:: Dataset entries ::
##############################

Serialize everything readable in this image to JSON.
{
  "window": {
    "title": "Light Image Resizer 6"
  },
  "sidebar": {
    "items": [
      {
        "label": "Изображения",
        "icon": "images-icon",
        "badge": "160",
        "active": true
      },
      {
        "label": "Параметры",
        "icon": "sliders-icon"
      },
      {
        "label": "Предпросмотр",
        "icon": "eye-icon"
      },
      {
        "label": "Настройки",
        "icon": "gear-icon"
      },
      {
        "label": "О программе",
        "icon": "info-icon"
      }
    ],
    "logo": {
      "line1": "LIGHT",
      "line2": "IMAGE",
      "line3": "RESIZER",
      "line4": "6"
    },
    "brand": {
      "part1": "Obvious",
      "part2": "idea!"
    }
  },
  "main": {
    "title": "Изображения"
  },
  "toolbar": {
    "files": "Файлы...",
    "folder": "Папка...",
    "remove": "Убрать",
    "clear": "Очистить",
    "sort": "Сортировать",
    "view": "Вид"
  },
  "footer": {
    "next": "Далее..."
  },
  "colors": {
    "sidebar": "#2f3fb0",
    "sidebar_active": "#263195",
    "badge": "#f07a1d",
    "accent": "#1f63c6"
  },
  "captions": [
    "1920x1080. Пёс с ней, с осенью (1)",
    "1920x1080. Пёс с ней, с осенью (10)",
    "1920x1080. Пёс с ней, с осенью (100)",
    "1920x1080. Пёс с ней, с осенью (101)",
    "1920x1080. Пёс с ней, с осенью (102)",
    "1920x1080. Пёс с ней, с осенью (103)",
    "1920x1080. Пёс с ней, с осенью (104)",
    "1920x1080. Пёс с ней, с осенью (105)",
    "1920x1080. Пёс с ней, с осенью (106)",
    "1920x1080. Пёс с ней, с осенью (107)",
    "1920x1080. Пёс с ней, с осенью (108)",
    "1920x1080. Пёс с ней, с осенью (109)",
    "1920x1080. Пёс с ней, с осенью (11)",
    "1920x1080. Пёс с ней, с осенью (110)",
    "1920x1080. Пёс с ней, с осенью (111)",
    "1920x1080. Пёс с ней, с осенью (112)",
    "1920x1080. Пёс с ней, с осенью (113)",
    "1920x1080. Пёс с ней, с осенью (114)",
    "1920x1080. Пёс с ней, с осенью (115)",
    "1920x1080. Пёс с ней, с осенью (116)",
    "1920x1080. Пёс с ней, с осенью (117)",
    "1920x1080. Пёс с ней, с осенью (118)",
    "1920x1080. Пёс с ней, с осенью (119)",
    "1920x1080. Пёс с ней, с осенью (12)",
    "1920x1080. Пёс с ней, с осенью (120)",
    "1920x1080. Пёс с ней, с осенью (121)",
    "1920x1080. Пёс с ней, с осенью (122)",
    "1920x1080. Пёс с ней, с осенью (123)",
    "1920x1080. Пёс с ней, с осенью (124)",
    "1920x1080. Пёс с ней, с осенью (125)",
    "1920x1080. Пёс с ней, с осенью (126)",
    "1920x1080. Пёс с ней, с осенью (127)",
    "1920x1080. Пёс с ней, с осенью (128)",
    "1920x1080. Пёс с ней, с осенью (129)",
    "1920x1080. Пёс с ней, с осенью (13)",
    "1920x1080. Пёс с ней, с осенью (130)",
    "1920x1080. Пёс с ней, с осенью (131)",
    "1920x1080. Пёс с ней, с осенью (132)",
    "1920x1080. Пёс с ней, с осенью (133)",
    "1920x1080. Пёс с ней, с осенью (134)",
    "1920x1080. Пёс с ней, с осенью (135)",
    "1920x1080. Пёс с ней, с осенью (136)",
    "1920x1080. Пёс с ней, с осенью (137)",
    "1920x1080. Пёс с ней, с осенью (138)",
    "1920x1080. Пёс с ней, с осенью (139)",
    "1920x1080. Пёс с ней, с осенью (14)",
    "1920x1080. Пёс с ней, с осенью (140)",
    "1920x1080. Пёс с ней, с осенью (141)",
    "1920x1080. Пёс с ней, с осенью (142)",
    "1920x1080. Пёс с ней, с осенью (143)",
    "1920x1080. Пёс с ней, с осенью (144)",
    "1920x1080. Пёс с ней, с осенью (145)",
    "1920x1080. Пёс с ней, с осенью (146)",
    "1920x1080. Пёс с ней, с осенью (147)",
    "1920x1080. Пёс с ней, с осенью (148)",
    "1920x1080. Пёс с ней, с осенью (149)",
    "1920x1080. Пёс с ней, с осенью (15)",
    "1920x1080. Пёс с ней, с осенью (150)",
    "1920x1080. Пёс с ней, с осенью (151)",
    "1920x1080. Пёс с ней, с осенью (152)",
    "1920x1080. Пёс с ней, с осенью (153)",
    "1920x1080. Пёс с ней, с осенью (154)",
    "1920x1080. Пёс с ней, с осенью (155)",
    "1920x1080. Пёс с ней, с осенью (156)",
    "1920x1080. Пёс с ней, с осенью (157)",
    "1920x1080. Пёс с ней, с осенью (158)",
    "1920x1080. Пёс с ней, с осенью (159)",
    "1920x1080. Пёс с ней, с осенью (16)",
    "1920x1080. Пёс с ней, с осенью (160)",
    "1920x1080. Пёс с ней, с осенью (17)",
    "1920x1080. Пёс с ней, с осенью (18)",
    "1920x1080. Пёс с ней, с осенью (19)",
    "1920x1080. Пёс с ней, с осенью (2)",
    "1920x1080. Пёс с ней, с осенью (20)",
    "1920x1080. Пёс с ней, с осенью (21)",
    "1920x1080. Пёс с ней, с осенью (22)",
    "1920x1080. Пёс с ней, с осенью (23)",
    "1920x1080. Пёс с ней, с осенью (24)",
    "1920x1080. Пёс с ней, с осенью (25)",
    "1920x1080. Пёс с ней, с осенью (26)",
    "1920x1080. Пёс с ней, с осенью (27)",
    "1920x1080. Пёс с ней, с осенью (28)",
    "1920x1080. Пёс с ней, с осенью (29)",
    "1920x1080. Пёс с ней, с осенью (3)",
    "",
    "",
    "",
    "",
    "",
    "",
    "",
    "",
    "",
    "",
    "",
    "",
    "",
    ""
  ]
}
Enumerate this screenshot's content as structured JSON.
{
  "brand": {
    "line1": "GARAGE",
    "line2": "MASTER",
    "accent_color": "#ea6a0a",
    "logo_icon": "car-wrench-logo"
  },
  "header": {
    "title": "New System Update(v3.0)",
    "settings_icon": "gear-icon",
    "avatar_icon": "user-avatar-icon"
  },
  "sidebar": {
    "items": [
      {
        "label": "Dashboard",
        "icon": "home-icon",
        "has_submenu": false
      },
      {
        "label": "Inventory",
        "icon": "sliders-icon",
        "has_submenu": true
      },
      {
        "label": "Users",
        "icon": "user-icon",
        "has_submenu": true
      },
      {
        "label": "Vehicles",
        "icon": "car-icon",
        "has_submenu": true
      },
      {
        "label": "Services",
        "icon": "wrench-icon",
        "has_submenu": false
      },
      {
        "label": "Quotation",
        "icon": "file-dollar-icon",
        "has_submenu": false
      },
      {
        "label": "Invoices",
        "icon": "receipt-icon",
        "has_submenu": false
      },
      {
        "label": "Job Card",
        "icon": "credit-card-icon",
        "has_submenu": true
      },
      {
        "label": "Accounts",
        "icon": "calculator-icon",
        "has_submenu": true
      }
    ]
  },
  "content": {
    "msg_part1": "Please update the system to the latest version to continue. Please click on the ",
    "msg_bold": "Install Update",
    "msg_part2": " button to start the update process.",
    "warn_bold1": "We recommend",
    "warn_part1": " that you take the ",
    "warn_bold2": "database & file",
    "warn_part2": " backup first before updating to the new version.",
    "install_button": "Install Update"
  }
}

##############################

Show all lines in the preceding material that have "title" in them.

:: Exercise output ::
    "title": "Light Image Resizer 6"
    "title": "Изображения"
    "title": "New System Update(v3.0)",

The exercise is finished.